> [Task requirements] In the entries below, find every line with "fields" and copy it.

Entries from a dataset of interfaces
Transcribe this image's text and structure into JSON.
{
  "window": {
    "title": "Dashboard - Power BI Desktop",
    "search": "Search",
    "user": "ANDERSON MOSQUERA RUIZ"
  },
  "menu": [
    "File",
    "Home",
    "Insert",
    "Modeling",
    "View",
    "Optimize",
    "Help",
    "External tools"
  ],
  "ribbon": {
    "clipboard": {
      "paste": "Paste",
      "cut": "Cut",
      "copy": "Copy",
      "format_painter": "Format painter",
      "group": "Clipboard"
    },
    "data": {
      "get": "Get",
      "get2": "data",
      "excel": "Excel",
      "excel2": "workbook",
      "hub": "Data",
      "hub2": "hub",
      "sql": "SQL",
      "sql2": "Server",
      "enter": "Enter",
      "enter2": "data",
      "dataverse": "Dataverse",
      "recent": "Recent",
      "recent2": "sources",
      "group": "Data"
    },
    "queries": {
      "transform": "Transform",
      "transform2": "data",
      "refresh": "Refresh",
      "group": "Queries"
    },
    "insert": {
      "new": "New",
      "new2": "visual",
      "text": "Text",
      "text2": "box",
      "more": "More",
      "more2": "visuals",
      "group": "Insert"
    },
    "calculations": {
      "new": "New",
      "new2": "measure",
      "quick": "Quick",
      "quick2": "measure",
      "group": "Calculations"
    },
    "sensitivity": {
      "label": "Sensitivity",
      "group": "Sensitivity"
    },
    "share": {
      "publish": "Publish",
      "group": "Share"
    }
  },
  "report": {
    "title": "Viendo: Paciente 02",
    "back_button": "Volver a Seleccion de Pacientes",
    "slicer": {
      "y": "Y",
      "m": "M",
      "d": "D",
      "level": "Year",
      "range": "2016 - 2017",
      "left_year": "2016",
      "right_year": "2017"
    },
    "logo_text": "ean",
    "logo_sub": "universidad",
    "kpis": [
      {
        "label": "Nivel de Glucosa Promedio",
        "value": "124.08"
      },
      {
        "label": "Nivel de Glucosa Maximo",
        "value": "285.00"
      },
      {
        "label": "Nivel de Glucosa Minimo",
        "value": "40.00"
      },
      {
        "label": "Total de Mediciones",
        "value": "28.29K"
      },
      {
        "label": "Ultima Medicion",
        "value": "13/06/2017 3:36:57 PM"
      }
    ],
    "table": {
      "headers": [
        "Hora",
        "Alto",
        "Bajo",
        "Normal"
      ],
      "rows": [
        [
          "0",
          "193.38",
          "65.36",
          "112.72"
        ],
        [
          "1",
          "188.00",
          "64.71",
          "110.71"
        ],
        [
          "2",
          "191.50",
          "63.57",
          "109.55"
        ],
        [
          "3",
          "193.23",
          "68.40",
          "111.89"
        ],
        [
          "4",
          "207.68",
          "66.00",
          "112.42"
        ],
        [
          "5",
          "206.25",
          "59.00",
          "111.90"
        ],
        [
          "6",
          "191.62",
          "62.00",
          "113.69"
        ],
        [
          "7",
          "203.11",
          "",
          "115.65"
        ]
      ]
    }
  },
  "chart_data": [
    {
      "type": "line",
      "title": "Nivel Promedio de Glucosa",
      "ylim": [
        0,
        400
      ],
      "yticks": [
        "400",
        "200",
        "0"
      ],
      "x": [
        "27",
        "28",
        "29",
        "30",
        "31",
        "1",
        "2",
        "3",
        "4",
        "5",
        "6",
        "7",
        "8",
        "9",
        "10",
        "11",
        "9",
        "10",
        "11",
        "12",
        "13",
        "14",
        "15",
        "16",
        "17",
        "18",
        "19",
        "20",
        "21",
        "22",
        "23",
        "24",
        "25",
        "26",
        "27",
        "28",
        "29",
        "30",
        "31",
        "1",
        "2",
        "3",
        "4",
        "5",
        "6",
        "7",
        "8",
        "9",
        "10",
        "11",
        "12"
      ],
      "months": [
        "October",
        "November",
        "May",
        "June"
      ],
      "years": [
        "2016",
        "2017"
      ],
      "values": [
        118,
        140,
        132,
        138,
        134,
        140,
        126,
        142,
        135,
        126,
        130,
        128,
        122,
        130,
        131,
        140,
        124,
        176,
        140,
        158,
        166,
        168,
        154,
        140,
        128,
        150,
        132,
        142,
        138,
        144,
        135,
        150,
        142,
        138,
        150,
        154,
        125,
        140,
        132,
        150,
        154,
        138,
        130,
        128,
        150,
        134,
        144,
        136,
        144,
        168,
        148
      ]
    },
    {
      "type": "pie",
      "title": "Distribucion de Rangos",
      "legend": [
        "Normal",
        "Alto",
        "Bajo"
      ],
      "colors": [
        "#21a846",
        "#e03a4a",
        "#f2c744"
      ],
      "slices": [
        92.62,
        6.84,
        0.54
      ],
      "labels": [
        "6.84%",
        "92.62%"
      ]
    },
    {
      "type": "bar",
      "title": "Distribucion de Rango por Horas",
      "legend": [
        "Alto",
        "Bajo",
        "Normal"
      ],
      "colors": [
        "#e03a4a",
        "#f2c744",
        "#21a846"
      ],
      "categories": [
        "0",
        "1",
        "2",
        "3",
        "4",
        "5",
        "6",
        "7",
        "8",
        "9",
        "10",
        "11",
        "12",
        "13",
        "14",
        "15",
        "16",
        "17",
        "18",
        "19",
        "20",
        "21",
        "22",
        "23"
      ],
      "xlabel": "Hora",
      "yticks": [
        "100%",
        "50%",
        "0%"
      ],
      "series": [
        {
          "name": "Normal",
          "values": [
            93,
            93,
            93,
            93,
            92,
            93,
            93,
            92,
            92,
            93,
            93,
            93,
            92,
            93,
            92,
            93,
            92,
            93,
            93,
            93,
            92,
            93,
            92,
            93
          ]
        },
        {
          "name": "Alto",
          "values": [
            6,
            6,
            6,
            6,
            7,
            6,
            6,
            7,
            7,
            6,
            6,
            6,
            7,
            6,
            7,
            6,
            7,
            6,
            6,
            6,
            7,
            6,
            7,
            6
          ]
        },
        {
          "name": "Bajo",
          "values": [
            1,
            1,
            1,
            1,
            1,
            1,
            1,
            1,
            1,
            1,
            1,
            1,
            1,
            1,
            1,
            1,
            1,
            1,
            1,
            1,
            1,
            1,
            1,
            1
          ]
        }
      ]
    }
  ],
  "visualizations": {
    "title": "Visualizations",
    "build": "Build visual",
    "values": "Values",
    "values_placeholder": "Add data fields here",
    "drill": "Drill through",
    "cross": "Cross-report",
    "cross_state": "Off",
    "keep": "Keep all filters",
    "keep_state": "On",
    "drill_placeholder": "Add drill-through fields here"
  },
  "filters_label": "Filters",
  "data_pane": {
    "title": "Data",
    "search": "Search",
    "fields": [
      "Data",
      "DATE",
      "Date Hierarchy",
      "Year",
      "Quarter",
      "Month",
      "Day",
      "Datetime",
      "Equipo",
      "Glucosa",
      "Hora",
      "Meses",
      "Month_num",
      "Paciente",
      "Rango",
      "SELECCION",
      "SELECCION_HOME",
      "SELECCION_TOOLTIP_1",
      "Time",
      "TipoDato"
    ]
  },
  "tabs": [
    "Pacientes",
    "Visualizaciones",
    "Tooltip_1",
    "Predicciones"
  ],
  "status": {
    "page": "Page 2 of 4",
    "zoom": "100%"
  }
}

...

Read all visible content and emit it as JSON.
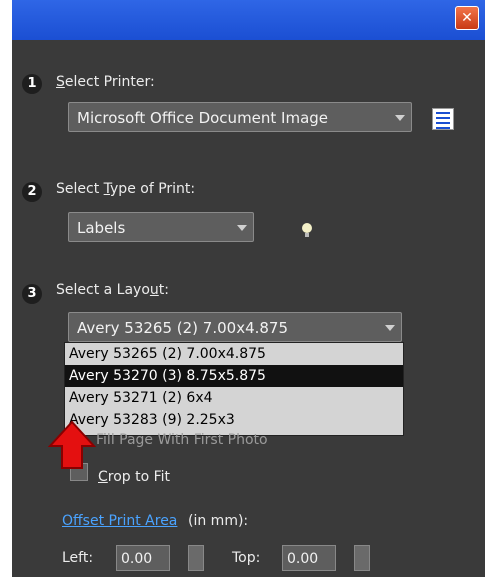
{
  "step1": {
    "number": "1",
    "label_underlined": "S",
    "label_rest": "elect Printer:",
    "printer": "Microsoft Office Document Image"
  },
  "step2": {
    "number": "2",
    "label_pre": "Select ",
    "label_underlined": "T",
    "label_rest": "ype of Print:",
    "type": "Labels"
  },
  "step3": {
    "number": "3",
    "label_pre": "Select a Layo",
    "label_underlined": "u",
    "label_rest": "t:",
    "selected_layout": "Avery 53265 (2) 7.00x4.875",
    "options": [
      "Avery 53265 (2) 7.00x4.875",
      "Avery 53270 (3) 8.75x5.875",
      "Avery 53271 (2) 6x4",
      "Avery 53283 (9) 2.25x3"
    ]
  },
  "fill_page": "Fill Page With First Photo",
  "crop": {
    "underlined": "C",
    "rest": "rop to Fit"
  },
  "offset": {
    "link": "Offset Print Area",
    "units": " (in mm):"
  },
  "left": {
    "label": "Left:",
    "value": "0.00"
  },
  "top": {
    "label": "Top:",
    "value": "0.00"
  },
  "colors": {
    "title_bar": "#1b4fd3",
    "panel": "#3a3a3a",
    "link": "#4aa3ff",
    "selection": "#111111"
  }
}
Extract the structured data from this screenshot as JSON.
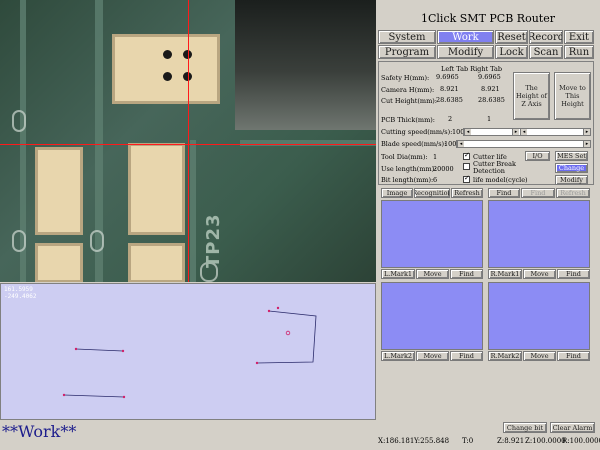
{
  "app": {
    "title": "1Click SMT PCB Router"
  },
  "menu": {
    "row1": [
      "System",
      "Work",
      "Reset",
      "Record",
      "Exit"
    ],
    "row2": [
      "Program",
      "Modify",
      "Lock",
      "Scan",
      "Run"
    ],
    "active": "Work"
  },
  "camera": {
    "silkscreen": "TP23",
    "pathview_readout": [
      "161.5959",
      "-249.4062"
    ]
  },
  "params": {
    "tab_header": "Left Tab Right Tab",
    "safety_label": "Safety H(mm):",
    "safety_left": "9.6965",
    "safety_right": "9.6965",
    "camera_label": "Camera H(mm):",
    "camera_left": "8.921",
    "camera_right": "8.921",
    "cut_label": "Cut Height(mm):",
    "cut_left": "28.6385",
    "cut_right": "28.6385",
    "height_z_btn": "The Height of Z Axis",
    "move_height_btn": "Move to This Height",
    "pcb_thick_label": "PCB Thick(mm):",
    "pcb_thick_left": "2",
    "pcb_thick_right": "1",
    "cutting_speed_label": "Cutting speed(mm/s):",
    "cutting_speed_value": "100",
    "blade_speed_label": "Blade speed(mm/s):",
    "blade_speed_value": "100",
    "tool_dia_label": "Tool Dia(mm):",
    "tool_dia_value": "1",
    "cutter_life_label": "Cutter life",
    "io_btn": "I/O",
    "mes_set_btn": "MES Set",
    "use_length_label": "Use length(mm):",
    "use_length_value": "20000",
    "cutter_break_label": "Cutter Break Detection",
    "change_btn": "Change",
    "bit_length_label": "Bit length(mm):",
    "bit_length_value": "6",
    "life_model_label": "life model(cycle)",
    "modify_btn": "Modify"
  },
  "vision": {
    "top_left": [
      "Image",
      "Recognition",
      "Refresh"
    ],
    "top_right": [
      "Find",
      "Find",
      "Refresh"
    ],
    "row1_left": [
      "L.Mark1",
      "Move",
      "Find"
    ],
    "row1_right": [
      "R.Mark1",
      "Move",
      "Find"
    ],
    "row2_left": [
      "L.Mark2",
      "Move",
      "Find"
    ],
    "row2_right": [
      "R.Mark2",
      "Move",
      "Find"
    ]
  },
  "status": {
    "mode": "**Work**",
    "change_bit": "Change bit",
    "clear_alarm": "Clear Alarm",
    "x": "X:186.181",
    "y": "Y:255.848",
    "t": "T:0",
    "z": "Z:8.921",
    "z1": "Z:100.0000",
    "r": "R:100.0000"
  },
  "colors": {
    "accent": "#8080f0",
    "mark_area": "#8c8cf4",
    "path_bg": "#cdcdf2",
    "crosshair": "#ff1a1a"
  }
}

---

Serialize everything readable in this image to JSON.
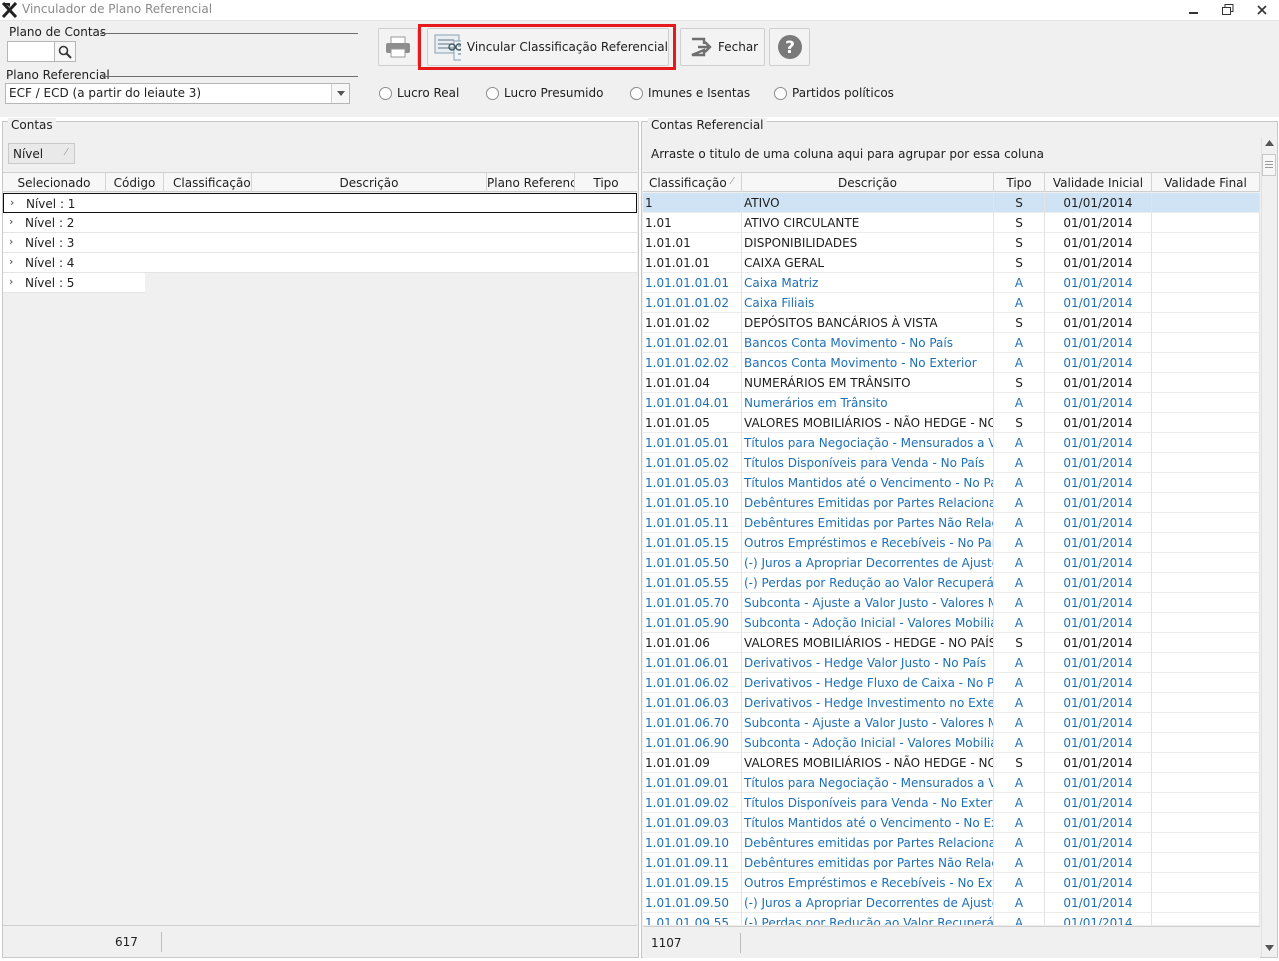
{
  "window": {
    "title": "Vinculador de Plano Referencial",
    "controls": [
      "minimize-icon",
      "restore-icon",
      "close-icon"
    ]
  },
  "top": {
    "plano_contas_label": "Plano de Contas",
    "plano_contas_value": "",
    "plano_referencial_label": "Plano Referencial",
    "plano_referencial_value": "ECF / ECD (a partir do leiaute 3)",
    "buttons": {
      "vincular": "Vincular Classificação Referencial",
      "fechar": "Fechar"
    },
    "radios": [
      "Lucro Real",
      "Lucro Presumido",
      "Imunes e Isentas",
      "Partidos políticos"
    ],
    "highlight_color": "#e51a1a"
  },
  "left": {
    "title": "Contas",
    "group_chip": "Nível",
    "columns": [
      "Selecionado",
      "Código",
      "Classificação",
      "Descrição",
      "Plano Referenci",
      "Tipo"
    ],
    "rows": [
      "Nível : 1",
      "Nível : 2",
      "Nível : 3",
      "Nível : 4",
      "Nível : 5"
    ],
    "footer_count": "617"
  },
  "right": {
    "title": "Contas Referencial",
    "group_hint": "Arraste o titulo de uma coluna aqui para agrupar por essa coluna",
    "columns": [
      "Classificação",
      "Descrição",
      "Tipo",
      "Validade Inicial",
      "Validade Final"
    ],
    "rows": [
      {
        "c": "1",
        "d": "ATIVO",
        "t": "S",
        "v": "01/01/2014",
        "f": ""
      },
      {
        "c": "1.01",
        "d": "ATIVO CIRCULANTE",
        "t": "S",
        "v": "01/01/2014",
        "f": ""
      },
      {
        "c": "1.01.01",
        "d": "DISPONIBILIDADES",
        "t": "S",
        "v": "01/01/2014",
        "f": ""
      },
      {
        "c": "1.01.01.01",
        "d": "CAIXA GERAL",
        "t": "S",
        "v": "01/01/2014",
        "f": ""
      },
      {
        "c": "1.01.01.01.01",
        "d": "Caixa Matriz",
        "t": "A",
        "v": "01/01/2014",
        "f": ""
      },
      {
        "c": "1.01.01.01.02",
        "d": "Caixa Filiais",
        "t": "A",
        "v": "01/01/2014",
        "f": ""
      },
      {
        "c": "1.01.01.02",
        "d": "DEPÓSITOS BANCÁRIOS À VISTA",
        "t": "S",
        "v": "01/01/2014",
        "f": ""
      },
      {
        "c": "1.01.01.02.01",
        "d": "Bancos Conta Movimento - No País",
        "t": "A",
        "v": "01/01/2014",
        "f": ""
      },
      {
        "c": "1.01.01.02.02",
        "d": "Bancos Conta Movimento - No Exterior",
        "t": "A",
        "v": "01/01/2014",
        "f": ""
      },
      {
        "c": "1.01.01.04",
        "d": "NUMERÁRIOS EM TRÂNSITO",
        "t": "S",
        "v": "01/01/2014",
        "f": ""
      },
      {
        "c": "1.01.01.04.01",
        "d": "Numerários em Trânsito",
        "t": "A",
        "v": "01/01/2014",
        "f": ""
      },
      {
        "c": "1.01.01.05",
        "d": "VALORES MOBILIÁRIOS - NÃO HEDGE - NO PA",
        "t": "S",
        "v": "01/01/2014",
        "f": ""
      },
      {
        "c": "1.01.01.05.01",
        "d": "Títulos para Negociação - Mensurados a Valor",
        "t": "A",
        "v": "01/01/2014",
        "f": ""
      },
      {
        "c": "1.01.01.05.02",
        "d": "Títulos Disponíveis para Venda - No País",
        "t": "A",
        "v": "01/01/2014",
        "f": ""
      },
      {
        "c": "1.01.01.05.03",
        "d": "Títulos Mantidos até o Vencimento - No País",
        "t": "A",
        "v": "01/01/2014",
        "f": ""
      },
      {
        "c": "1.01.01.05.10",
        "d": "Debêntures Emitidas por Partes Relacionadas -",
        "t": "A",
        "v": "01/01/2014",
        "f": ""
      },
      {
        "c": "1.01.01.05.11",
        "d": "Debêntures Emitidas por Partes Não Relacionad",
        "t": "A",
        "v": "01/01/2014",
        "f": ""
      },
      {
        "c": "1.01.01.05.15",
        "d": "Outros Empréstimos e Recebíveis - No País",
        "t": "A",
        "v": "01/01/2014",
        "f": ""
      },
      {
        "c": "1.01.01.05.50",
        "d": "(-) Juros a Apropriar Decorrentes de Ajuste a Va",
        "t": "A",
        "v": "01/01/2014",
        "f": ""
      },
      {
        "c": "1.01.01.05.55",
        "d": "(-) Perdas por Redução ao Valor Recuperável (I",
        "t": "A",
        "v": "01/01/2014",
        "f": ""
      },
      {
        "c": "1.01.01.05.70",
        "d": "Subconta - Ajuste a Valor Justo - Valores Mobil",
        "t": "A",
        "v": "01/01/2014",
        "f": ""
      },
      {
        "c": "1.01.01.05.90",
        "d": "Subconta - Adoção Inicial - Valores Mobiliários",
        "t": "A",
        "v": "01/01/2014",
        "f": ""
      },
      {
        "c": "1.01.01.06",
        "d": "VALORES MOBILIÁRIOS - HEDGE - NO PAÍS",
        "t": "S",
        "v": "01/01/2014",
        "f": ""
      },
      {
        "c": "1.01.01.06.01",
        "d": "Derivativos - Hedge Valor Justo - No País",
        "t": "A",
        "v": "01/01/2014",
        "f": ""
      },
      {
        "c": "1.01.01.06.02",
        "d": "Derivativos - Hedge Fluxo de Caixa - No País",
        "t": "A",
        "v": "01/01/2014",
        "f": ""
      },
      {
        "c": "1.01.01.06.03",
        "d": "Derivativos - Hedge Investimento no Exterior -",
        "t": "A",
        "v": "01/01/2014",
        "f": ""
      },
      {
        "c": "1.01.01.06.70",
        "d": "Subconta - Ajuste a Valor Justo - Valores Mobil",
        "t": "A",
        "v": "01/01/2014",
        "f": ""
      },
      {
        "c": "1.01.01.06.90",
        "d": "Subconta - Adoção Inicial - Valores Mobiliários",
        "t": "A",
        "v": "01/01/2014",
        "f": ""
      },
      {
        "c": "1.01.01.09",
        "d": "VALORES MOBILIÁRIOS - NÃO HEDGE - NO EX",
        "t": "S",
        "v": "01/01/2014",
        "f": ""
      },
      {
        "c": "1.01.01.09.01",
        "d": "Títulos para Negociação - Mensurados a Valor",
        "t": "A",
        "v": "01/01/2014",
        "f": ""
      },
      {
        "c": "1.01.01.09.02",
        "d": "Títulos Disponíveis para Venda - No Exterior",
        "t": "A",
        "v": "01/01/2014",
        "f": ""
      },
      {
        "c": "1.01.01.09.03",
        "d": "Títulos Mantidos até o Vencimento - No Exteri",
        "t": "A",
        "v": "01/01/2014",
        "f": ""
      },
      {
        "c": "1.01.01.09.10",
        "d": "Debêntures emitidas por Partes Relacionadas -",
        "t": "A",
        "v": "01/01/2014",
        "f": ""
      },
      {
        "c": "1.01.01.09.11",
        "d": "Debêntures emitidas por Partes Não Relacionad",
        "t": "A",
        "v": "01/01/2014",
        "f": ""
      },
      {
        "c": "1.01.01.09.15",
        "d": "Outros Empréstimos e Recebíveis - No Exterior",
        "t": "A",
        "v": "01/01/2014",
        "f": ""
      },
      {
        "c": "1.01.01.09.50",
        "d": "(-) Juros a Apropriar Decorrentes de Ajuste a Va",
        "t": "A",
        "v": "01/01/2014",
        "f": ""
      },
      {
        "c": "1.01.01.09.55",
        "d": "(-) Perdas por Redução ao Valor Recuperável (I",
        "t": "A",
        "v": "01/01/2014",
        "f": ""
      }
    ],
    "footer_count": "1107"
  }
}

> [Written solution]
    "values_placeholder": "Add data fields here",
    "drill_placeholder": "Add drill-through fields here"
    "fields": [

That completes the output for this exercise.